Seed World

Free Access to Patented Innovation for Europe’s Small Vegetable Breeding Companies

Image by © Paul Burns/Corbis

Intellectual property rights play an important role in innovation including developments in plant breeding to make vegetables and crops more resilient, less demanding of resources, and higher yielding. These innovations help to meet sustainability goals, mitigate the impact of climate change, and support food security.

It is already an established practice of Bayer to offer licenses to its patented technologies and traits in vegetables at fair and reasonable royalty terms under its own E-licensing platform.

Earlier this year, recognizing the special situation of small breeding companies in Europe including concerns they may have regarding access to patented innovation, Bayer took the decision to offer free of cost access to our European patents on traits in vegetables which are in the Euroseeds PINTO database and licensable by Bayer.

Companies operating in the EU with less than 10 million Euro annual turnover and less than 50 employees (according to the EU definition of small enterprises) could benefit from this proposal for products developed and commercialized in the EU. Those companies might have less resources to access innovation on a royalty-bearing basis.

Hervé Monconduit, Head of Patents at Bayer in France and a European and French Patent Attorney, explains the intent; “We designed this to be a readily accessible and simplified process that allows small vegetable breeding companies to access patented traits without supplementary financial burden”

A European vegetable small breeding company identifying a trait of interest in a commercial vegetable crop for breeding new varieties for commercialization in an EU member state would first look into the Euroseeds PINTO database to determine if such variety would be covered by a patent on the trait. In this case, the company would then simply go on the Vegetables by Bayer e-licensing webpage to make a request for benefiting from the initiative.

Except in situations where Bayer would not be in a position to grant rights on the patent, for example, due to previous contractual engagements, and subject to the company declaring that it is a European vegetable small breeding company, Bayer would issue a “non-assert agreement” in which it commits not to enforce its patent against the small breeding company for any new variety developed and commercialized in an EU member state that contains the patented trait.

Under the non-assert agreement, Bayer commits to grant this right for free and the small breeding company would only have to keep Bayer informed of its status as a European vegetable small breeding company.
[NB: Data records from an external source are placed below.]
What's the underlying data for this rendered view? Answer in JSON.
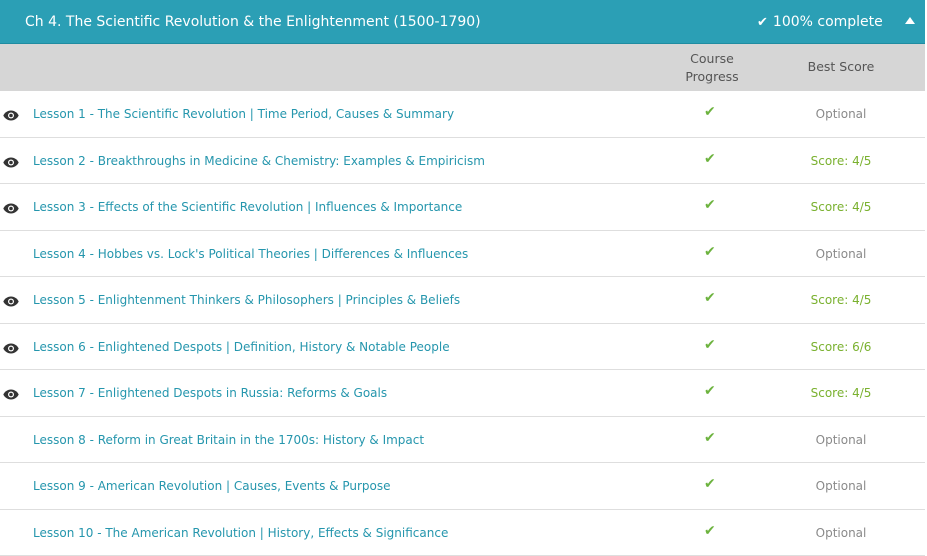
{
  "chapter": {
    "title": "Ch 4. The Scientific Revolution & the Enlightenment (1500-1790)",
    "complete_label": "100% complete",
    "check_glyph": "✔",
    "collapse_icon": "caret-up-icon"
  },
  "columns": {
    "progress": "Course Progress",
    "score": "Best Score"
  },
  "colors": {
    "header_bg": "#2b9fb5",
    "link": "#2596ad",
    "check": "#6db33f",
    "score": "#7ab12f",
    "optional": "#8a8a8a"
  },
  "lessons": [
    {
      "title": "Lesson 1 - The Scientific Revolution | Time Period, Causes & Summary",
      "check": "✔",
      "score": "Optional",
      "viewed": true
    },
    {
      "title": "Lesson 2 - Breakthroughs in Medicine & Chemistry: Examples & Empiricism",
      "check": "✔",
      "score": "Score: 4/5",
      "viewed": true
    },
    {
      "title": "Lesson 3 - Effects of the Scientific Revolution | Influences & Importance",
      "check": "✔",
      "score": "Score: 4/5",
      "viewed": true
    },
    {
      "title": "Lesson 4 - Hobbes vs. Lock's Political Theories | Differences & Influences",
      "check": "✔",
      "score": "Optional",
      "viewed": false
    },
    {
      "title": "Lesson 5 - Enlightenment Thinkers & Philosophers | Principles & Beliefs",
      "check": "✔",
      "score": "Score: 4/5",
      "viewed": true
    },
    {
      "title": "Lesson 6 - Enlightened Despots | Definition, History & Notable People",
      "check": "✔",
      "score": "Score: 6/6",
      "viewed": true
    },
    {
      "title": "Lesson 7 - Enlightened Despots in Russia: Reforms & Goals",
      "check": "✔",
      "score": "Score: 4/5",
      "viewed": true
    },
    {
      "title": "Lesson 8 - Reform in Great Britain in the 1700s: History & Impact",
      "check": "✔",
      "score": "Optional",
      "viewed": false
    },
    {
      "title": "Lesson 9 - American Revolution | Causes, Events & Purpose",
      "check": "✔",
      "score": "Optional",
      "viewed": false
    },
    {
      "title": "Lesson 10 - The American Revolution | History, Effects & Significance",
      "check": "✔",
      "score": "Optional",
      "viewed": false
    }
  ]
}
Should the small breeding company grow, either by organic or external growth, and no longer qualifies as a European vegetable small breeding company, Bayer commits to maintain the right granted under royalty terms, the rate of which would be fairly adjusted according to the new size of the company.

The reactions of small vegetable companies in Europe hearing about this initiative for the first time during its development has been highly encouraging. Ildem Bozkurt, Head of Vegetable seeds Commercial operations in Europe, Middle East and Asia said, “As we started to talk about this initiative to some small breeding companies in Europe, we received very positive feedback. Supporting food security needs to be inclusive of all players, large and small. ”

Bayer welcomes other owners of intellectual property rights to follow suit with similar initiatives. We also entertain discussions with a range of stakeholders and associations to share the proposal across the industry in the EU.

Bayer’s initiative also marks another step in our ambition to foster transparency (more info here).

We are committed to build up and strengthen trust by making information accessible from a whole range of areas including access to detailed product safety information and regulatory submission documents of our crop science products for instance.

More details on Bayers’ EU small vegetable breeding company initiative are available here. This initiative has been translated in various languages to support access by small vegetable breeding companies in the EU.

With this initiative, Bayer is working to remove the obstacles small vegetable breeding companies may face with regard to patents in Europe.
Transparency at Bayer: